(AIM OF THE TASK) Return every record verbatim.

Data about app and page elements:
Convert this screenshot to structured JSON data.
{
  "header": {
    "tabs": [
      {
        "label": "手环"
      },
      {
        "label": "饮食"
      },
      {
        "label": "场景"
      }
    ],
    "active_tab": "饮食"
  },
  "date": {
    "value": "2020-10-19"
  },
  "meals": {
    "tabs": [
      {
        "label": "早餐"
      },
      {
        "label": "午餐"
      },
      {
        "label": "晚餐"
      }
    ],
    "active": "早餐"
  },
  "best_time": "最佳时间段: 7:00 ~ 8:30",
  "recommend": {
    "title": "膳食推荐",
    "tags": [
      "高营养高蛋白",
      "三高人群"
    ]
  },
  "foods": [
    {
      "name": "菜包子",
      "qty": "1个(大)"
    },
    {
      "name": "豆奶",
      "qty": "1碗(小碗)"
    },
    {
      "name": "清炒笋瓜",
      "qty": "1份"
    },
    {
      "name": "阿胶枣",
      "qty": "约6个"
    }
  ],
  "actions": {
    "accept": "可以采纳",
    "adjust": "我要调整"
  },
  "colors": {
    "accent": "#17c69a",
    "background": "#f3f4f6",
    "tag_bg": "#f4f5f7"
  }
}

(TASK OUTPUT)
Convert this screenshot to structured JSON data.
{
  "header": {
    "tabs": [
      {
        "label": "手环"
      },
      {
        "label": "饮食"
      },
      {
        "label": "场景"
      }
    ],
    "active_tab": "饮食"
  },
  "date": {
    "value": "2020-10-19"
  },
  "meals": {
    "tabs": [
      {
        "label": "早餐"
      },
      {
        "label": "午餐"
      },
      {
        "label": "晚餐"
      }
    ],
    "active": "早餐"
  },
  "best_time": "最佳时间段: 7:00 ~ 8:30",
  "recommend": {
    "title": "膳食推荐",
    "tags": [
      "高营养高蛋白",
      "三高人群"
    ]
  },
  "foods": [
    {
      "name": "菜包子",
      "qty": "1个(大)"
    },
    {
      "name": "豆奶",
      "qty": "1碗(小碗)"
    },
    {
      "name": "清炒笋瓜",
      "qty": "1份"
    },
    {
      "name": "阿胶枣",
      "qty": "约6个"
    }
  ],
  "actions": {
    "accept": "可以采纳",
    "adjust": "我要调整"
  },
  "colors": {
    "accent": "#17c69a",
    "background": "#f3f4f6",
    "tag_bg": "#f4f5f7"
  }
}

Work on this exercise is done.